Work instruction
Which lines in the data contain the word "accent"? Please copy each of them.

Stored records
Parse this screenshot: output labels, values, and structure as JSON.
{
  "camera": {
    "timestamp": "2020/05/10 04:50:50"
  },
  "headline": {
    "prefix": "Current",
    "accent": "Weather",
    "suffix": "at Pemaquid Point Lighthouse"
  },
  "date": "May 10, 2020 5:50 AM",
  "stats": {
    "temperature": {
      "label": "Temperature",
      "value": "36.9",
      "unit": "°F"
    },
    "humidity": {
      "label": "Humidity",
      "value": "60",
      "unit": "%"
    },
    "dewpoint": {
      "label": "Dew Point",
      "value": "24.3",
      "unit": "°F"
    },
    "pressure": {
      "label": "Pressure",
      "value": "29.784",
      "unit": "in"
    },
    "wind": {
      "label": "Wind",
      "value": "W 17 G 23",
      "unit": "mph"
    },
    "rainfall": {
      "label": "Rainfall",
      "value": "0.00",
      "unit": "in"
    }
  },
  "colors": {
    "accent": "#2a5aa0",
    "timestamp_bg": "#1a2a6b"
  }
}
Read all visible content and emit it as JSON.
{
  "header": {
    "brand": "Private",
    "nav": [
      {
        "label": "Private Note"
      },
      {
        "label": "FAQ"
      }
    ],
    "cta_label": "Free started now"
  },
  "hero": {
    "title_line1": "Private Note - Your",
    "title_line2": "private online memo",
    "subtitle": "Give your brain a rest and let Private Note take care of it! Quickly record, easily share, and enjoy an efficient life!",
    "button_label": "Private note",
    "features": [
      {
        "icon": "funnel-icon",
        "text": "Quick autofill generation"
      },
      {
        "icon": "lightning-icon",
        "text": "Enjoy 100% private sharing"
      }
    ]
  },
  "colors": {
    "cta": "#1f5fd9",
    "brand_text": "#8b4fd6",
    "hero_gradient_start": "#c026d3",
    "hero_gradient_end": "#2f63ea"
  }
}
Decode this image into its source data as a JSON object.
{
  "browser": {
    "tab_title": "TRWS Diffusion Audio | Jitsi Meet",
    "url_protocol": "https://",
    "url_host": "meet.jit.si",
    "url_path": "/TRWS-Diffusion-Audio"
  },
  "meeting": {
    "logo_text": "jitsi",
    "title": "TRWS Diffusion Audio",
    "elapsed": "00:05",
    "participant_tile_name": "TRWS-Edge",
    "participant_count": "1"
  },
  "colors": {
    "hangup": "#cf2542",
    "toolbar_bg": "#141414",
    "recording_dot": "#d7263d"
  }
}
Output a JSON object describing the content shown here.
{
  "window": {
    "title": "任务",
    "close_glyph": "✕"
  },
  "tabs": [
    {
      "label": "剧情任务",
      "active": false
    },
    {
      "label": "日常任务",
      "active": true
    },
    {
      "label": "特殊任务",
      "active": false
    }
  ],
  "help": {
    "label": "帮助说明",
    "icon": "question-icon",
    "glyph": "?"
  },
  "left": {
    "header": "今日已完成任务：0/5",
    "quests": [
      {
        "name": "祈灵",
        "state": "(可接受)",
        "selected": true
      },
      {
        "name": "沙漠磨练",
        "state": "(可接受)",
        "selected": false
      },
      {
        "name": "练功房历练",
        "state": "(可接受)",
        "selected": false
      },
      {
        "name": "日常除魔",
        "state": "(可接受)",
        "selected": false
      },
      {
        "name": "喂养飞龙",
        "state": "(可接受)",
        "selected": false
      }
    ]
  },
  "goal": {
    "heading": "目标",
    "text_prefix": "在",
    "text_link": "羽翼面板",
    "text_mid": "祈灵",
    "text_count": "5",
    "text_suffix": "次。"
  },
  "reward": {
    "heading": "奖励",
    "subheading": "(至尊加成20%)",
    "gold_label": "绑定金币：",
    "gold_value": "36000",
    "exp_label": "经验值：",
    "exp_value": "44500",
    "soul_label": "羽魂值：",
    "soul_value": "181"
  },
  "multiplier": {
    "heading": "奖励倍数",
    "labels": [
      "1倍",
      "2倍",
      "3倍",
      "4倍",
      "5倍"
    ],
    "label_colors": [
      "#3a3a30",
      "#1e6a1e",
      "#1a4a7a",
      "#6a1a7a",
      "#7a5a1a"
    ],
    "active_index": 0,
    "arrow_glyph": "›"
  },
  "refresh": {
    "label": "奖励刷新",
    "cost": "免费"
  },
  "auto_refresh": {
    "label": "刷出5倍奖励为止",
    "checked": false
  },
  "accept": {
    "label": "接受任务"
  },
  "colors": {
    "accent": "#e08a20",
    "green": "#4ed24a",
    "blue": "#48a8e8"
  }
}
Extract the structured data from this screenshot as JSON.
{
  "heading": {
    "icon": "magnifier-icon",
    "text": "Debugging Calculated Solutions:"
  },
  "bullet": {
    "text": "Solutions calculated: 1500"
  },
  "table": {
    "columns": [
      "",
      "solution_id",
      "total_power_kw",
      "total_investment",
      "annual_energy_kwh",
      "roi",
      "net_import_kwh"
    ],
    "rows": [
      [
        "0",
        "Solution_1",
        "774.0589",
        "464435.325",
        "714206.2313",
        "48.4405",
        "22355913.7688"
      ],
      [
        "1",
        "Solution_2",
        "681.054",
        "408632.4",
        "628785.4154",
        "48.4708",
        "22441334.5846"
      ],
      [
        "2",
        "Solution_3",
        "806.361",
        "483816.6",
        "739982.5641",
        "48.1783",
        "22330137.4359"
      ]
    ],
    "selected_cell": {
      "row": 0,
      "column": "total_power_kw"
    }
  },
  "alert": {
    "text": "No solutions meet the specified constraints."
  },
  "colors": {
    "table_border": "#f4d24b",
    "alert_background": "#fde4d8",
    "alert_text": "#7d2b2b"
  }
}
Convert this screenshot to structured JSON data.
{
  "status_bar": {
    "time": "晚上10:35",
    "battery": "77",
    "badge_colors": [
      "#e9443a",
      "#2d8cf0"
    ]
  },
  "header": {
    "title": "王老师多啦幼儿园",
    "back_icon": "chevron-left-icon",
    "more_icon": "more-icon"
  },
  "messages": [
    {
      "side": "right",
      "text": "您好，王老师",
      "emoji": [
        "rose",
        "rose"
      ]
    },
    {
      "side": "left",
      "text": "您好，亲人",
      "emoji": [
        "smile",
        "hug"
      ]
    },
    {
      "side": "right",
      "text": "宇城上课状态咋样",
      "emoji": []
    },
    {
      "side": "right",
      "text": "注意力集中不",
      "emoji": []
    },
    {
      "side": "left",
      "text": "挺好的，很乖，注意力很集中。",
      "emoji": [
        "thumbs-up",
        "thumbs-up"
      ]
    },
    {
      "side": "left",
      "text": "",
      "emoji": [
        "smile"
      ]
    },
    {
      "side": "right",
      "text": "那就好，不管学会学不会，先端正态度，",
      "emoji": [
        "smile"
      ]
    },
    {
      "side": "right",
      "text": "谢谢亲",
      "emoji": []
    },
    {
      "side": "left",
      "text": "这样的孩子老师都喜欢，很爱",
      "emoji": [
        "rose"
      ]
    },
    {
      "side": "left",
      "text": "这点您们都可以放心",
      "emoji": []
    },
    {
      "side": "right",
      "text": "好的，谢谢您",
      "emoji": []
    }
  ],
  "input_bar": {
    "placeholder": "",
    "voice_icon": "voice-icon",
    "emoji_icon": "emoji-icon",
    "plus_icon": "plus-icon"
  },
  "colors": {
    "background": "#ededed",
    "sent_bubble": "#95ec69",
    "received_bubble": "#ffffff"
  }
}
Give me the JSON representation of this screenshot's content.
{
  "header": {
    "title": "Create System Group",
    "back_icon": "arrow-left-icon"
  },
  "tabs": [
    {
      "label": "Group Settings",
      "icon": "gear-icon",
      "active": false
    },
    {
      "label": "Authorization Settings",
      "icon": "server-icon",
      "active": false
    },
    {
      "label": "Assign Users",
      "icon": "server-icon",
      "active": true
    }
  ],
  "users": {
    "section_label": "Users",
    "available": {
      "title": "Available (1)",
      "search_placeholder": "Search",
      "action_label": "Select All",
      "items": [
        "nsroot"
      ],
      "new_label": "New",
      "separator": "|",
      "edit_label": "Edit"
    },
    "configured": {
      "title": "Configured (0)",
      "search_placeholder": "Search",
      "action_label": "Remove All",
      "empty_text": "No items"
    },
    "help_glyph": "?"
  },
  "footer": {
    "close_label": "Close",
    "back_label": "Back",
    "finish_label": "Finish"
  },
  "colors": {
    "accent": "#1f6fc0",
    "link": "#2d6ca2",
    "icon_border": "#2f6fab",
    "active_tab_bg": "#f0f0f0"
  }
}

Your solution
    "accent": "Weather",
    "accent": "#2a5aa0",
    "accent": "#e08a20",
    "accent": "#1f6fc0",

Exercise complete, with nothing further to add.